This collection gives poets and lovers of poetry throughout West Michigan cause for celebration, as we finally have a polished public record of the tremendous talent that our region holds. But it also serves to remind us that, in order to be effective, compassionate, and worthy as poets and human beings, we must look beyond our immediate surroundings to understand how our homes, lives, and experiences are in constant conversation with the rest of the world. The search for this understanding is never-ending, and lies at the heart of every true poet’s labor, yet nowhere in this region has a collection of poetry more true to that search been published until now.
On April 5th, Song of the Owashtanong will be officially released at an event designed to celebrate this unique achievement with our poetic community. The public is welcome to attend the ceremony, which will be held in the Ryerson Auditorium at the main branch of the Grand Rapids Public Library from 7-5 pm. There will be readings by some of the included poets, as well as an opportunity to meet them and purchase signed copies of the anthology. All proceeds from sales will go towards the city’s laureate fund, helping to ensure that future generations will be able to benefit from the invaluable services of poets like David Cope and past poet laureates such as Rodney Torreson, Linda Nemec Foster, and Patricia Clark, who all work tirelessly to preserve this ancient art form that is so important to all generations of life on this earth.
The following is a complete listing of the poets featured in Song of the Owastanong: Grand Rapids Poetry in the 21st Century (in order of appearance):
Linda Nemec Foster

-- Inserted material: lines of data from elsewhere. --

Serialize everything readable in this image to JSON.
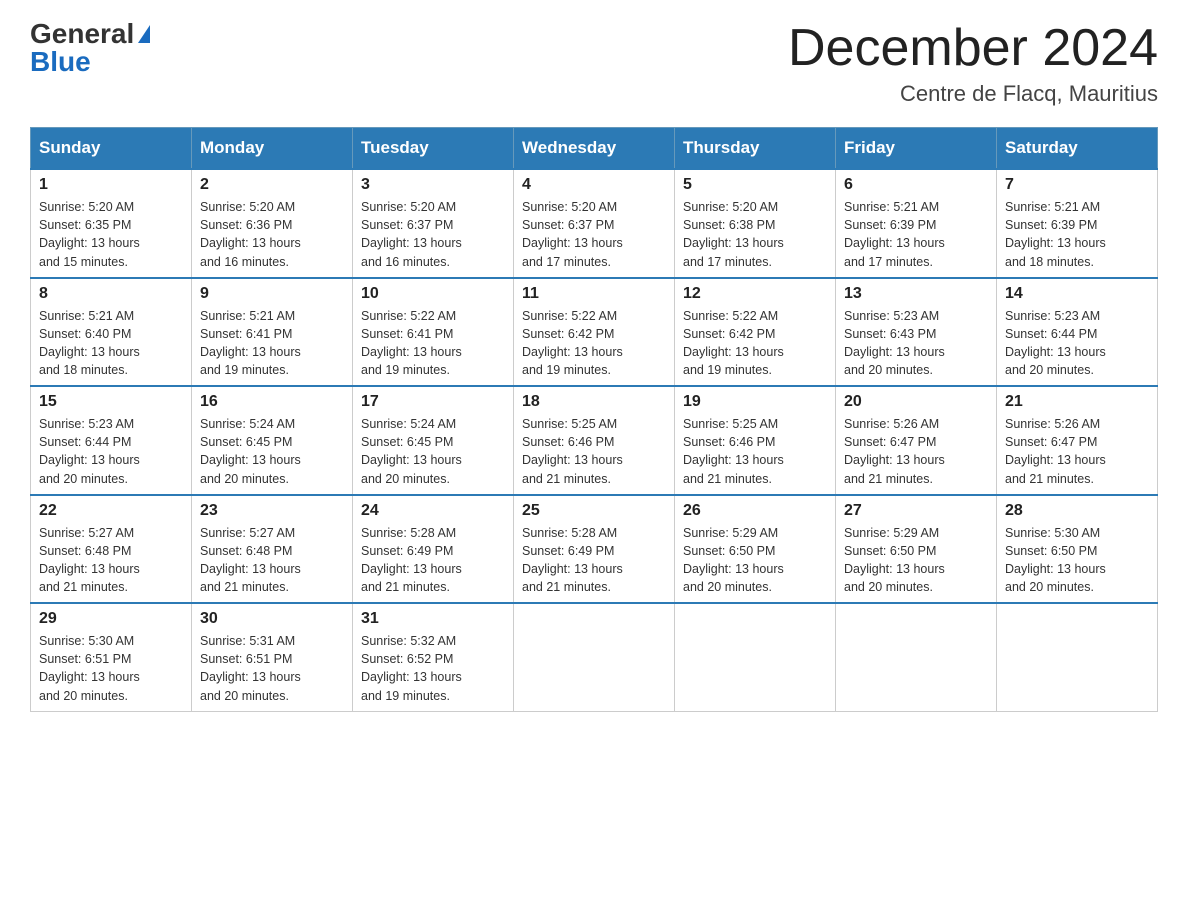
{
  "logo": {
    "general": "General",
    "blue": "Blue"
  },
  "header": {
    "title": "December 2024",
    "subtitle": "Centre de Flacq, Mauritius"
  },
  "days_of_week": [
    "Sunday",
    "Monday",
    "Tuesday",
    "Wednesday",
    "Thursday",
    "Friday",
    "Saturday"
  ],
  "weeks": [
    [
      {
        "day": "1",
        "sunrise": "5:20 AM",
        "sunset": "6:35 PM",
        "daylight": "13 hours and 15 minutes."
      },
      {
        "day": "2",
        "sunrise": "5:20 AM",
        "sunset": "6:36 PM",
        "daylight": "13 hours and 16 minutes."
      },
      {
        "day": "3",
        "sunrise": "5:20 AM",
        "sunset": "6:37 PM",
        "daylight": "13 hours and 16 minutes."
      },
      {
        "day": "4",
        "sunrise": "5:20 AM",
        "sunset": "6:37 PM",
        "daylight": "13 hours and 17 minutes."
      },
      {
        "day": "5",
        "sunrise": "5:20 AM",
        "sunset": "6:38 PM",
        "daylight": "13 hours and 17 minutes."
      },
      {
        "day": "6",
        "sunrise": "5:21 AM",
        "sunset": "6:39 PM",
        "daylight": "13 hours and 17 minutes."
      },
      {
        "day": "7",
        "sunrise": "5:21 AM",
        "sunset": "6:39 PM",
        "daylight": "13 hours and 18 minutes."
      }
    ],
    [
      {
        "day": "8",
        "sunrise": "5:21 AM",
        "sunset": "6:40 PM",
        "daylight": "13 hours and 18 minutes."
      },
      {
        "day": "9",
        "sunrise": "5:21 AM",
        "sunset": "6:41 PM",
        "daylight": "13 hours and 19 minutes."
      },
      {
        "day": "10",
        "sunrise": "5:22 AM",
        "sunset": "6:41 PM",
        "daylight": "13 hours and 19 minutes."
      },
      {
        "day": "11",
        "sunrise": "5:22 AM",
        "sunset": "6:42 PM",
        "daylight": "13 hours and 19 minutes."
      },
      {
        "day": "12",
        "sunrise": "5:22 AM",
        "sunset": "6:42 PM",
        "daylight": "13 hours and 19 minutes."
      },
      {
        "day": "13",
        "sunrise": "5:23 AM",
        "sunset": "6:43 PM",
        "daylight": "13 hours and 20 minutes."
      },
      {
        "day": "14",
        "sunrise": "5:23 AM",
        "sunset": "6:44 PM",
        "daylight": "13 hours and 20 minutes."
      }
    ],
    [
      {
        "day": "15",
        "sunrise": "5:23 AM",
        "sunset": "6:44 PM",
        "daylight": "13 hours and 20 minutes."
      },
      {
        "day": "16",
        "sunrise": "5:24 AM",
        "sunset": "6:45 PM",
        "daylight": "13 hours and 20 minutes."
      },
      {
        "day": "17",
        "sunrise": "5:24 AM",
        "sunset": "6:45 PM",
        "daylight": "13 hours and 20 minutes."
      },
      {
        "day": "18",
        "sunrise": "5:25 AM",
        "sunset": "6:46 PM",
        "daylight": "13 hours and 21 minutes."
      },
      {
        "day": "19",
        "sunrise": "5:25 AM",
        "sunset": "6:46 PM",
        "daylight": "13 hours and 21 minutes."
      },
      {
        "day": "20",
        "sunrise": "5:26 AM",
        "sunset": "6:47 PM",
        "daylight": "13 hours and 21 minutes."
      },
      {
        "day": "21",
        "sunrise": "5:26 AM",
        "sunset": "6:47 PM",
        "daylight": "13 hours and 21 minutes."
      }
    ],
    [
      {
        "day": "22",
        "sunrise": "5:27 AM",
        "sunset": "6:48 PM",
        "daylight": "13 hours and 21 minutes."
      },
      {
        "day": "23",
        "sunrise": "5:27 AM",
        "sunset": "6:48 PM",
        "daylight": "13 hours and 21 minutes."
      },
      {
        "day": "24",
        "sunrise": "5:28 AM",
        "sunset": "6:49 PM",
        "daylight": "13 hours and 21 minutes."
      },
      {
        "day": "25",
        "sunrise": "5:28 AM",
        "sunset": "6:49 PM",
        "daylight": "13 hours and 21 minutes."
      },
      {
        "day": "26",
        "sunrise": "5:29 AM",
        "sunset": "6:50 PM",
        "daylight": "13 hours and 20 minutes."
      },
      {
        "day": "27",
        "sunrise": "5:29 AM",
        "sunset": "6:50 PM",
        "daylight": "13 hours and 20 minutes."
      },
      {
        "day": "28",
        "sunrise": "5:30 AM",
        "sunset": "6:50 PM",
        "daylight": "13 hours and 20 minutes."
      }
    ],
    [
      {
        "day": "29",
        "sunrise": "5:30 AM",
        "sunset": "6:51 PM",
        "daylight": "13 hours and 20 minutes."
      },
      {
        "day": "30",
        "sunrise": "5:31 AM",
        "sunset": "6:51 PM",
        "daylight": "13 hours and 20 minutes."
      },
      {
        "day": "31",
        "sunrise": "5:32 AM",
        "sunset": "6:52 PM",
        "daylight": "13 hours and 19 minutes."
      },
      null,
      null,
      null,
      null
    ]
  ],
  "labels": {
    "sunrise": "Sunrise:",
    "sunset": "Sunset:",
    "daylight": "Daylight:"
  }
}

W. Todd Kaneko
David W. Landrum
An in-depth interview on the collection with poet laureate and editor David Cope can be found HERE